=mc director Bernard Ross and Omar Mahmoud Chief of Market Intelligence, UNICEF International presented a session at the National Fundraising Convention on behavioural economics. Below Omar Mahmoud suggests some of the issues they talked about. Based around their forthcoming book Change for Good, Using Behavioural Economics for a Better World.
If I offer you two choices for a cup of coffee: Small for £2 and Large for £5, which one would you choose?
Many will go for the small £2 coffee. It is less than half the price of the large size.
Now if I give you three choices: Small for £2, Medium for £4.50 and Large for £5, which one would you choose?
Many people would switch to the large £5 size, which is, after all, only £ 0.50 more expensive than the larger size.
This is obviously, or perhaps not so obviously, irrational. Why? Because I offered you A and B and you chose A. Now I offer you A, B, and C, and you choose B, which was already there when I offered you A and B. This is one of many biases of our thinking that behavioural economists are uncovering and marketers are applying to their communication, advertising, pricing, and everything else they do. But fundraisers aren’t, yet.
The pioneer of this work is Daniel Kahneman, a psychologist who won the Noble prize in Economics in 2002, and author of my all-time favourite book; Thinking, fast and slow. Kahneman’s main idea is that our brain uses two systems to process information and make decision: System 1 is fast, intuitive, implicit, unconscious, while System 2 is slow, analytical, explicit, and conscious. Since our brain is only 2% of our body weight, but consumes 20% of our total energy consumption, our organism tries to save energy by not thinking too hard about most matters. So, we usually operate on System 1, and only switch to System 2 when we have to. Think about when you learnt how to drive (or bike). In the beginning, you focus all your conscious attention on what you
are doing (System 2). As you master the skill, it becomes easy, and now you can do other things while driving (talk, listen to music, write fundraising appeals, etc.) and move the driving to your subconscious mind (System 1). When you drive on the highway, you use System 1. When you need to make a turn, you switch to System 2.
Teh brian cna do azaming thnigs. In teh biegnning it is a bti hrad to raed . Btu jsut atfer a fwe wrods yuo gte it adn enev bceome feulnt at it. Tihs is juts aotnher emaxple of Sytsem 1ni atcion.
Kahneman, and other behavioural economists, identified the systematic ways in which we make biased decisions by using mental short cuts, or heuristics. These heuristics can be broadly classified into Cognitive (if it is easy or familiar, it’s probably true), Emotional (How I feel about it, rather than what I think of it), and Social (I’ll have what she is having). The list of heuristics includes Framing, Anchoring, Priming, Availability, Recognition, Loss Aversion, and more.
The implications for influencing decisions are tremendous.

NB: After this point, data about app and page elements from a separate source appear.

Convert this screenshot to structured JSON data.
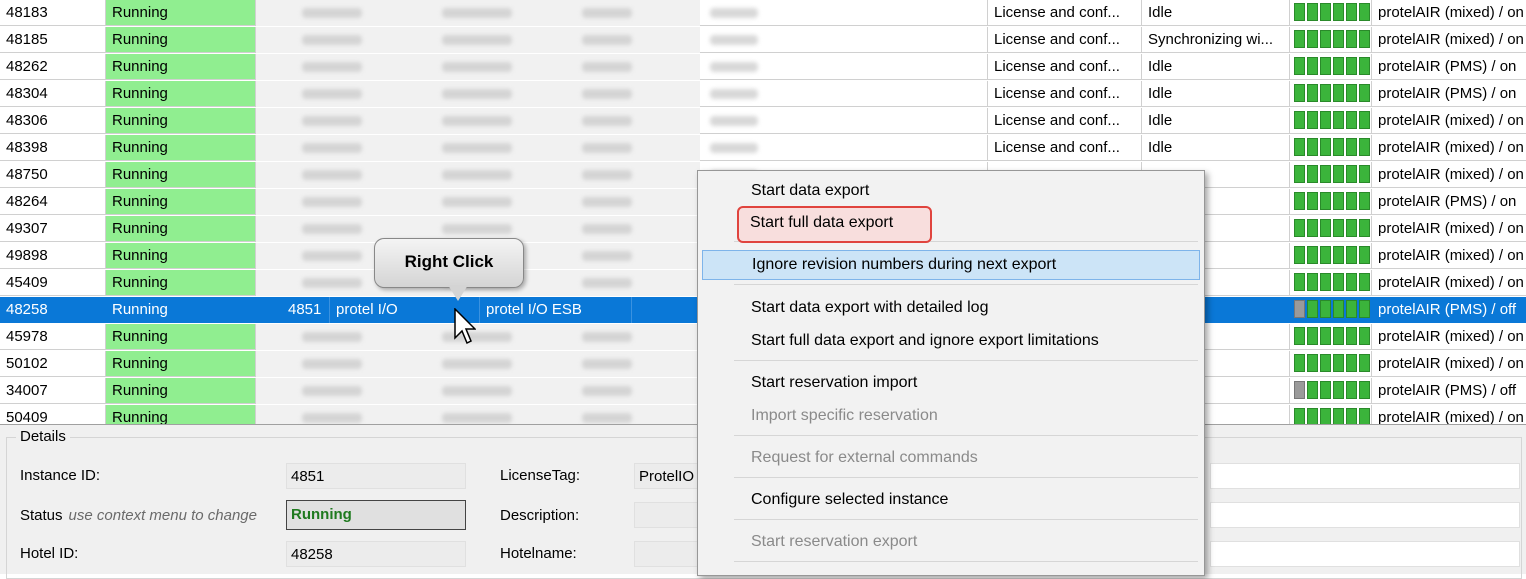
{
  "grid": {
    "rows": [
      {
        "id": "48183",
        "status": "Running",
        "license": "License and conf...",
        "state": "Idle",
        "meter_gray": false,
        "product": "protelAIR (mixed) / on"
      },
      {
        "id": "48185",
        "status": "Running",
        "license": "License and conf...",
        "state": "Synchronizing wi...",
        "meter_gray": false,
        "product": "protelAIR (mixed) / on"
      },
      {
        "id": "48262",
        "status": "Running",
        "license": "License and conf...",
        "state": "Idle",
        "meter_gray": false,
        "product": "protelAIR (PMS) / on"
      },
      {
        "id": "48304",
        "status": "Running",
        "license": "License and conf...",
        "state": "Idle",
        "meter_gray": false,
        "product": "protelAIR (PMS) / on"
      },
      {
        "id": "48306",
        "status": "Running",
        "license": "License and conf...",
        "state": "Idle",
        "meter_gray": false,
        "product": "protelAIR (mixed) / on"
      },
      {
        "id": "48398",
        "status": "Running",
        "license": "License and conf...",
        "state": "Idle",
        "meter_gray": false,
        "product": "protelAIR (mixed) / on"
      },
      {
        "id": "48750",
        "status": "Running",
        "license": "",
        "state": "",
        "meter_gray": false,
        "product": "protelAIR (mixed) / on"
      },
      {
        "id": "48264",
        "status": "Running",
        "license": "",
        "state": "",
        "meter_gray": false,
        "product": "protelAIR (PMS) / on"
      },
      {
        "id": "49307",
        "status": "Running",
        "license": "",
        "state": "",
        "meter_gray": false,
        "product": "protelAIR (mixed) / on"
      },
      {
        "id": "49898",
        "status": "Running",
        "license": "",
        "state": "",
        "meter_gray": false,
        "product": "protelAIR (mixed) / on"
      },
      {
        "id": "45409",
        "status": "Running",
        "license": "",
        "state": "",
        "meter_gray": false,
        "product": "protelAIR (mixed) / on"
      },
      {
        "id": "48258",
        "status": "Running",
        "license": "",
        "state": "",
        "meter_gray": true,
        "product": "protelAIR (PMS) / off",
        "selected": true,
        "num": "4851",
        "iface": "protel I/O",
        "iface2": "protel I/O ESB"
      },
      {
        "id": "45978",
        "status": "Running",
        "license": "",
        "state": "",
        "meter_gray": false,
        "product": "protelAIR (mixed) / on"
      },
      {
        "id": "50102",
        "status": "Running",
        "license": "",
        "state": "",
        "meter_gray": false,
        "product": "protelAIR (mixed) / on"
      },
      {
        "id": "34007",
        "status": "Running",
        "license": "",
        "state": "",
        "meter_gray": true,
        "product": "protelAIR (PMS) / off"
      },
      {
        "id": "50409",
        "status": "Running",
        "license": "",
        "state": "",
        "meter_gray": false,
        "product": "protelAIR (mixed) / on"
      }
    ]
  },
  "callout": {
    "label": "Right Click"
  },
  "context_menu": {
    "items": [
      {
        "label": "Start data export",
        "disabled": false
      },
      {
        "label": "Start full data export",
        "disabled": false,
        "highlighted": true
      },
      {
        "label": "Ignore revision numbers during next export",
        "disabled": false,
        "hover": true
      },
      {
        "label": "Start data export with detailed log",
        "disabled": false
      },
      {
        "label": "Start full data export and ignore export limitations",
        "disabled": false
      },
      {
        "label": "Start reservation import",
        "disabled": false
      },
      {
        "label": "Import specific reservation",
        "disabled": true
      },
      {
        "label": "Request for external commands",
        "disabled": true
      },
      {
        "label": "Configure selected instance",
        "disabled": false
      },
      {
        "label": "Start reservation export",
        "disabled": true
      }
    ]
  },
  "details": {
    "legend": "Details",
    "instance_id_label": "Instance ID:",
    "instance_id": "4851",
    "status_label": "Status",
    "status_hint": "use context menu to change",
    "status_value": "Running",
    "hotel_id_label": "Hotel ID:",
    "hotel_id": "48258",
    "license_tag_label": "LicenseTag:",
    "license_tag": "ProtelIO",
    "description_label": "Description:",
    "hotelname_label": "Hotelname:"
  }
}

We can influence people’s perception and decisions, without changing the facts, just by presenting them differently, by understanding the relevant emotions in a given context, and by referring to group behaviour. Importantly, we learn from behavioural economics that small changes can have a big impact.
“Thinking is to humans as swimming is to cats; we can do it if we have to, but we’d rather not.”
– Daniel Kahneman
So, why aren’t fundraisers applying more of the behavioural economics findings? Because, they too, and not only their donors, are using System 1. They (not us of course), operate on autopilot (System 1). They do what is familiar, recognisable, likeable, what has worked in the past, what’s lower risk, what others are doing. It’s hard to step back and operate on pilot (System 2), especially if you are smart and successful.
Fundraisers, compared to marketers, have the advantage of the ease of A vs. B testing. They can make small changes on their website, email, or direct mail envelope, and measure what happens. But testing in a void is throwing darts in the dark. You can achieve better results by having an overall conceptual model and a set of principles that guide your testing. Welcome to behavioural economics.
If you want to know more, let’s talk during the National Fundraising Convention. Coffee on you… Large please.
Read the full article by Bernard Ross and Omar Mahmoud on Behavioural Economics: why we think much less than we think we think… and why it’s important
Find out how =mc can help improve your fundraising, email Bernard Ross
Follow @bernardrossmc and @mgmtcentre on Twitter for the latest updates on this and other sector relevant articles.